Start of Exercise materials

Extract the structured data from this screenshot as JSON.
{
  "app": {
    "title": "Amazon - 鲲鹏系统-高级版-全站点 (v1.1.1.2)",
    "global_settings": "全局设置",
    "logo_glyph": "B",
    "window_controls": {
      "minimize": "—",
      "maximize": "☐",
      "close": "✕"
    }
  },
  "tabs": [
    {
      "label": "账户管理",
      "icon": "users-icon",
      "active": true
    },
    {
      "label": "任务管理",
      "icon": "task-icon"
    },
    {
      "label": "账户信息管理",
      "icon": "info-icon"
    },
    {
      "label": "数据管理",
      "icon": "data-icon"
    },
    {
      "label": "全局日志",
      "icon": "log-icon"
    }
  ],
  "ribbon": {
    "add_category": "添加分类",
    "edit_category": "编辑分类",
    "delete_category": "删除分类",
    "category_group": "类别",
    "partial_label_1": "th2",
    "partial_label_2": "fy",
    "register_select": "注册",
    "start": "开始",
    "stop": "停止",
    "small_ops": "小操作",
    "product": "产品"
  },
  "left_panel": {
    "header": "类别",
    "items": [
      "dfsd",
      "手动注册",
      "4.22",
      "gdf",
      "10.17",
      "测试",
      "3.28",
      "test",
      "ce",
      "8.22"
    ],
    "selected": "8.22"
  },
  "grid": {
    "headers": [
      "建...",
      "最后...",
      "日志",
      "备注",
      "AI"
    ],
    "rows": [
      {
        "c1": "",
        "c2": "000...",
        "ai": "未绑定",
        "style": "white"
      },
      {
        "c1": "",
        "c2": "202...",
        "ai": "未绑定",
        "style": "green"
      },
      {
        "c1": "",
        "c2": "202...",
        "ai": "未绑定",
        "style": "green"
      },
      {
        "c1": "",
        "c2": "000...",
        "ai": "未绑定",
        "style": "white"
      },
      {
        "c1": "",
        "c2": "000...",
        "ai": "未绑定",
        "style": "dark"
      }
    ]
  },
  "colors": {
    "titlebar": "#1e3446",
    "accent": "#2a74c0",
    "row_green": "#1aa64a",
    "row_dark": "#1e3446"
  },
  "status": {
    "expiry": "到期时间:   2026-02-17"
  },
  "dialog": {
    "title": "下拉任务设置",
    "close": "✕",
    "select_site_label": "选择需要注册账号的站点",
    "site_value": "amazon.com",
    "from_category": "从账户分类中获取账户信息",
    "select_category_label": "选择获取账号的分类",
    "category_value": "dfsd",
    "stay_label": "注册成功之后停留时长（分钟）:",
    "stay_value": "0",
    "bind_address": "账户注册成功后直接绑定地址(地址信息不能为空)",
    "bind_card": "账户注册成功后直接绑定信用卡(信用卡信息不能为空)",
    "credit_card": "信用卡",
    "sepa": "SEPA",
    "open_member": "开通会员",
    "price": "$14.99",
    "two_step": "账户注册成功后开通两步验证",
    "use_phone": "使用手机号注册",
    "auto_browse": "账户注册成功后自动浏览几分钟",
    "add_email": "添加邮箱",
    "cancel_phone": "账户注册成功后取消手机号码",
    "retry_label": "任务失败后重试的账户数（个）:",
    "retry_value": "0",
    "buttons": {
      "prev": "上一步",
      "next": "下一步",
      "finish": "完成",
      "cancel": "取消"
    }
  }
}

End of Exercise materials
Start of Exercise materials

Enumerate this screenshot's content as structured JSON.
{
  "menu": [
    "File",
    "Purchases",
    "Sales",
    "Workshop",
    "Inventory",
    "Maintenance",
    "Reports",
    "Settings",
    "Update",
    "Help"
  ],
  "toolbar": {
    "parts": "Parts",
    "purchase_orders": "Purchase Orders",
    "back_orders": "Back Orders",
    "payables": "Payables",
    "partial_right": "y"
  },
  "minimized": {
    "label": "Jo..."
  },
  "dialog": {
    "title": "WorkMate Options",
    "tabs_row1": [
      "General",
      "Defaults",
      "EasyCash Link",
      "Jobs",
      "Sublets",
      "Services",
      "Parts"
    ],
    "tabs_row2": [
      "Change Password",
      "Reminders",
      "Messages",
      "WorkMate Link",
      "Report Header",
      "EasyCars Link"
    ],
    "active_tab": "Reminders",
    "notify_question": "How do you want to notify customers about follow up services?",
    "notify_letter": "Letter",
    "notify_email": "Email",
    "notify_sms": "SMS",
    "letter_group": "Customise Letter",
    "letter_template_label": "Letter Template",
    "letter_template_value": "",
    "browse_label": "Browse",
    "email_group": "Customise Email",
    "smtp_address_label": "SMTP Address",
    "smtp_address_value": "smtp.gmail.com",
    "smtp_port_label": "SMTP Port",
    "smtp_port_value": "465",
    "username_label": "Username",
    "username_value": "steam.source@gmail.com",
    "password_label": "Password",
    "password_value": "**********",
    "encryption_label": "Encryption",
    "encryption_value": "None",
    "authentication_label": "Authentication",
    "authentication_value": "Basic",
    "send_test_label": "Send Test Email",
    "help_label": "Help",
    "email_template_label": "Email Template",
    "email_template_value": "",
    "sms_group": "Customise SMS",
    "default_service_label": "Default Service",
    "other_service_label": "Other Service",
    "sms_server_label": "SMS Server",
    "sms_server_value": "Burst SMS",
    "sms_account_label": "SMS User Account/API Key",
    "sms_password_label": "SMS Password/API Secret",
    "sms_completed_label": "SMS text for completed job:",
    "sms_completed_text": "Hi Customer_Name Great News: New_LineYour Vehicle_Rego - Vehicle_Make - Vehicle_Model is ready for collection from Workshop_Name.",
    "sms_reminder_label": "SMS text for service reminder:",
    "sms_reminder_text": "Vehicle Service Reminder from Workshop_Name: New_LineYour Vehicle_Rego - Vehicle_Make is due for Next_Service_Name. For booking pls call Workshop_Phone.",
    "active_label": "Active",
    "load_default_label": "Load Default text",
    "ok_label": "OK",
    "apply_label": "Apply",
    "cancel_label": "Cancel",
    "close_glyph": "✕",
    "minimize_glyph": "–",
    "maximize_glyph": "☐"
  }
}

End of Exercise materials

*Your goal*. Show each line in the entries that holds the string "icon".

*Task result*.
      "icon": "users-icon",
      "icon": "task-icon"
      "icon": "info-icon"
      "icon": "data-icon"
      "icon": "log-icon"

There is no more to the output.